Over the past few months, we @ Social Bicycles have been blown away by the quality, speed, and reliability of our Ultimakers. The parts coming off of the machines have changed the way we make products - not only how we develop and test them, but even how we mass produce them. PLA is a great material, too, and with the right settings and a high quality filament (Printbl FTW!) we've been getting beautiful, precision prints with ample strength for both prototyping and real-world requirements.
Nonetheless, our application (bike-sharing systems) frequently demands something higher performance than what PLA is capable of delivering. I've experimented with other materials, like ABS (smelly, tough to get good prints from a stock UM) and Taulman Nylon (awesome material, strong, but not as rigid as PLA, and a lot slower to print) but what I knew I really wanted to print, from the beginning, was a material we already make many of our production parts in - Acetal. (As a quick overview, Acetal (or Delrin, or POM) is a strong, rigid thermoplastic with excellent wear resistance and very low friction. It is frequently used for gears, bearings, and moving parts.)
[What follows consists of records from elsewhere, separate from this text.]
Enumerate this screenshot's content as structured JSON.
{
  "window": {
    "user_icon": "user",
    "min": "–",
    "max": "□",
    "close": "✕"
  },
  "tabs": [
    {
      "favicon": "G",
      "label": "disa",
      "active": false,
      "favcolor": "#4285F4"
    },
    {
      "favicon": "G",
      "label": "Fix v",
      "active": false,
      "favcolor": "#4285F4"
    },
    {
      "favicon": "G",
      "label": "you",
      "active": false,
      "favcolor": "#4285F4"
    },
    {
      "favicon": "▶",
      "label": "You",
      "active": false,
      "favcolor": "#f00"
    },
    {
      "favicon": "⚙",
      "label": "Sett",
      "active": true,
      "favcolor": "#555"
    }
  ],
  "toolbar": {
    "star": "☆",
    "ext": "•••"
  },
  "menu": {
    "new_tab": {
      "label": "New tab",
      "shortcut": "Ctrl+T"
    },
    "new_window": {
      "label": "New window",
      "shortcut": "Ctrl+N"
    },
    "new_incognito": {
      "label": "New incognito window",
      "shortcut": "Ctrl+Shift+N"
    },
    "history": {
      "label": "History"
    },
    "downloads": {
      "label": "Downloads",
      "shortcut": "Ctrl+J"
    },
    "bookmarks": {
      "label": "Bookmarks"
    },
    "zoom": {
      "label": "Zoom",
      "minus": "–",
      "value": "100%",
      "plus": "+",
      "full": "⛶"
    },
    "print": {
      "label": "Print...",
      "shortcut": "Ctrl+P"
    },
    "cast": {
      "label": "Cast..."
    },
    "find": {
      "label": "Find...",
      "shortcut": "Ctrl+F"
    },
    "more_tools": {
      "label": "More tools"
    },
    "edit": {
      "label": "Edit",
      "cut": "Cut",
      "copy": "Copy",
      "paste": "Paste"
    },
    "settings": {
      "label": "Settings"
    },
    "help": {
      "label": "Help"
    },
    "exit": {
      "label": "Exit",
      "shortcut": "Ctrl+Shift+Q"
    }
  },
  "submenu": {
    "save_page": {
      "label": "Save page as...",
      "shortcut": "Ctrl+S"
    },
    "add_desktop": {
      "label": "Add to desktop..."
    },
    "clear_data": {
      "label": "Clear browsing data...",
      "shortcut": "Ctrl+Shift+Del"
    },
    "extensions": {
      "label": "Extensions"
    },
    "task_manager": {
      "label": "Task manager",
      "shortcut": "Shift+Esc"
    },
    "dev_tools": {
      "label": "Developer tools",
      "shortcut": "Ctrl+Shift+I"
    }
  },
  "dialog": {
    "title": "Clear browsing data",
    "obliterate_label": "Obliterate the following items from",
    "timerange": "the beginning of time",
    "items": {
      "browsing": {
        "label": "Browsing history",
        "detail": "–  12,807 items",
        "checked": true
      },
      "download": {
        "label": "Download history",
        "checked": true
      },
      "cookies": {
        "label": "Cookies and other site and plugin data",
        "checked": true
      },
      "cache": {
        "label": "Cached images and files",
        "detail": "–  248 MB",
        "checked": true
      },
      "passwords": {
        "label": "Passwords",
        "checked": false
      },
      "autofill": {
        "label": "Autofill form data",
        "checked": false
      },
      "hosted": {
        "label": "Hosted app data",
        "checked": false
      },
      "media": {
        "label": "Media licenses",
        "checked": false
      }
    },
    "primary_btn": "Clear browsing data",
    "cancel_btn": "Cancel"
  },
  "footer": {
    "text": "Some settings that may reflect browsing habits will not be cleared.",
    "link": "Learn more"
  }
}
After several weeks of testing, I am happy to say that we are 3D printing in acetal. We are getting amazingly strong, slippery, rigid, complex parts with only very minor modifications to our stock machine. It is frequently said that 3D printing is limited in its ability to replace traditional mass-production because of the limited materials it can utilize, but Acetal is one plastic for which there is generally no superior, and the parts we have been able to produce are certainly as strong as their injection-molded counterparts.
Here are a few photos of one part I printed. More details about the process below.
Print in progress
A buttery-smooth helical focusing mechanism for a camera lens I have (Printbl Grape PLA, White Acetal) Will post thingiverse model soon.
The "filament". ACETRON. Lawl.
After searching around for prior examples of acetal being used in 3D printers - or a source for acetal filament - and finding nothing, I turned to McMaster-Carr to see if they had what I needed. Of course, they did. Mcmaster stocks 4' lengths of 0.125" (~3.2mm) white acetal rods - and while that diameter is too large to fit in a stock Ultimaker without clogging... Mcmaster also has 3.4mm drill bits for opening up that pesky hot-end's ID, and thin-walled teflon tubes for replacing the bowden.
Bowden Replacement: 5239K12
3.4mm Drill: 30565A254
Acetal Rod: 8497K11
Bowden Stiffener: 5239K13
( ^ Sleeve this over your new, thinner bowden in order to increase rigidity and improve retraction when printing in floppy filaments like ABS, Nylon, PLA)
The hardest part about printing acetal is getting it to stick. A heated bed would probably help here. My best results come from printing on a wooden platform (birch ply) and a large raft with very thick lines. Temp of 258° seems good, although thin sections (<1mm) can get layer adhesion problems, so higher temps might work better. No fan, 30mm/s speed (much higher is probably possible). 0.1mm layers gives amazing detail. Acetal seems to hold heat very very well, which means that thick sections (>4mm) get messy, quickly. Parts that are designed as if they were to be injection molded (ie with uniform wall thicknesses) seem to print great.
Apart from first layer adhesion challenges, the only real problem with Acetal is that it (currently) only comes in 4' rods. The problem here isn't running out of filament - it's easy enough to feed them into the machine as necessary. The problem is that unless you fuse the rods together, it is impossible to use retraction once there is more than one filament section inside the machine. This makes prints with fine detail and many jumps more challenging.
My next goal is to try to find a source for proper acetal filament - there are probably manufacturers that will do custom lengths. There are also many different Acetal copolymer mixtures with very different melting points, so it is entirely possible that a different blend of Acetal could be even more 3D printing-friendly. I'm also excited about setting up a dual-extrusion machine so that first-layer adhesion can be solved by printing a few layers of PLA first. A heated build environment is something I would also like to try. Would love to hear about the results from other people who try printing in Acetal and have a heated build environment.